There is an AP story out today (5/9) on infant deaths. Worldwide, 4 million die in the first month, half in the first 24 hrs. In what was referred to as the industrialized world, Japan had the lowest newborn mortality rate at 1.8 per 1,000. Next down the line were Czech Rep., Finland, Iceland and Norway. Tied for next to the worst in the category is "the greatest country on Earth" with 5 in 1000. The USA is in the same statistical bracket with other leading Western powerhouses - Hungary, Malta, Poland and Slovakia. Only Latvia scores worse. I guess one can always retort, "You think it's bad here? Go live in Latvia and see how you like it!"

I have mentioned on this weblog before that to see the US in a true light, one should live in another country for awhile. I wouldn't recommend Latvia, but as you said, Ed, any Western European country will do. Japan also, but I think Japan would be hard work. Great for a visit, though, if you can afford it. Talk about clean.

I saw Rep. Harrison Ford, Jr. (D - Tenn) on TV yesterday. He's running for the Senate, but I'd probably vote for him for president. I'm jumping to conclusions here, but I'll research him some more.

Rich L. said...

Are you aware of this?

(If this doesn't work as a link, know that it refers to a bunker blaster bomb test to take place in the Nevada desert shortly, and that the name of the test is "Divine Strake." Further it mentions numerous other Bush project(s) with religious names like "Divine Warhawk." I'll attempt to include the article in a future post. ejc)

"We have to understand that the way we treat Iraqis has a direct effect on the number of insurgents that we are fighting.
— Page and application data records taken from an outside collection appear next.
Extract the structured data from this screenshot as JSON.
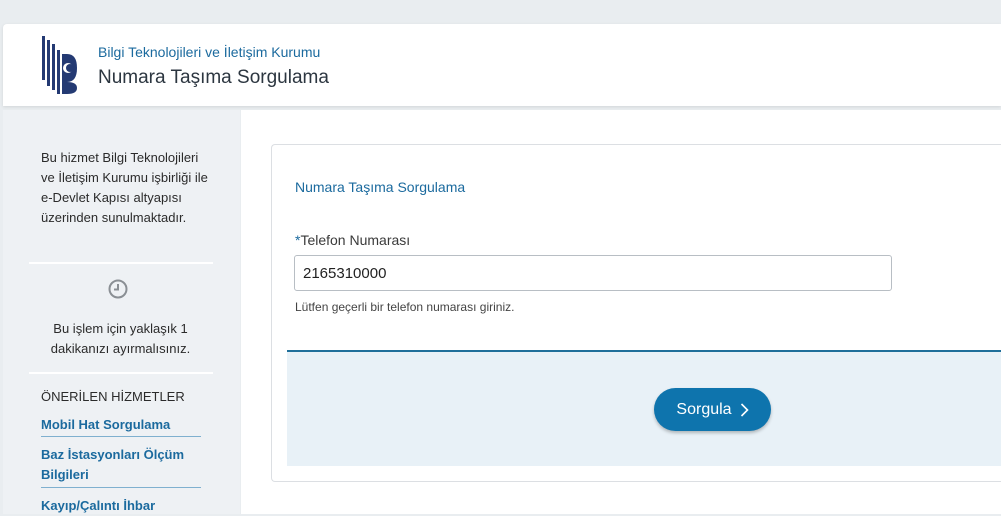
{
  "header": {
    "org_name": "Bilgi Teknolojileri ve İletişim Kurumu",
    "title": "Numara Taşıma Sorgulama",
    "logo_icon": "btk-logo-icon"
  },
  "sidebar": {
    "info_text": "Bu hizmet Bilgi Teknolojileri ve İletişim Kurumu işbirliği ile e-Devlet Kapısı altyapısı üzerinden sunulmaktadır.",
    "time_icon": "clock-icon",
    "time_text": "Bu işlem için yaklaşık 1 dakikanızı ayırmalısınız.",
    "recommended_title": "ÖNERİLEN HİZMETLER",
    "recommended": [
      {
        "label": "Mobil Hat Sorgulama"
      },
      {
        "label": "Baz İstasyonları Ölçüm Bilgileri"
      },
      {
        "label": "Kayıp/Çalıntı İhbar"
      }
    ]
  },
  "form": {
    "title": "Numara Taşıma Sorgulama",
    "required_mark": "*",
    "phone_label": "Telefon Numarası",
    "phone_value": "2165310000",
    "help_text": "Lütfen geçerli bir telefon numarası giriniz.",
    "submit_label": "Sorgula",
    "submit_icon": "chevron-right-icon"
  },
  "colors": {
    "brand_blue": "#1b6a9e",
    "button_blue": "#0e74ad",
    "action_bg": "#e8f1f7"
  }
}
For every one that I kill, I create almost 10 more."
Peter Chiarelli, the U.S. commander in charge of day-to-day military operations in Iraq

Edward Coletti said...


Thanks, Rich. Good stuff. I'll use it. Yes I knew about the test.

I also need to let you know that someone who was very close to me, as well as her 3 kids, were born in Southern Utah. She had Ovarian Cancer; the oldest daughter has Grave's disease; the younger daughter, at 13 had Papillary Carcinoma of Thyroid Origin, beat it, and now has Systemic Scleroderma. By the way, when the elder daughter was in 3rd grade, they took her class to Salt Lake to have their thyroids tested due to the strontium 90 in the grass that the milk cows ate.

...and some people sometimes wonder if I'm too "political."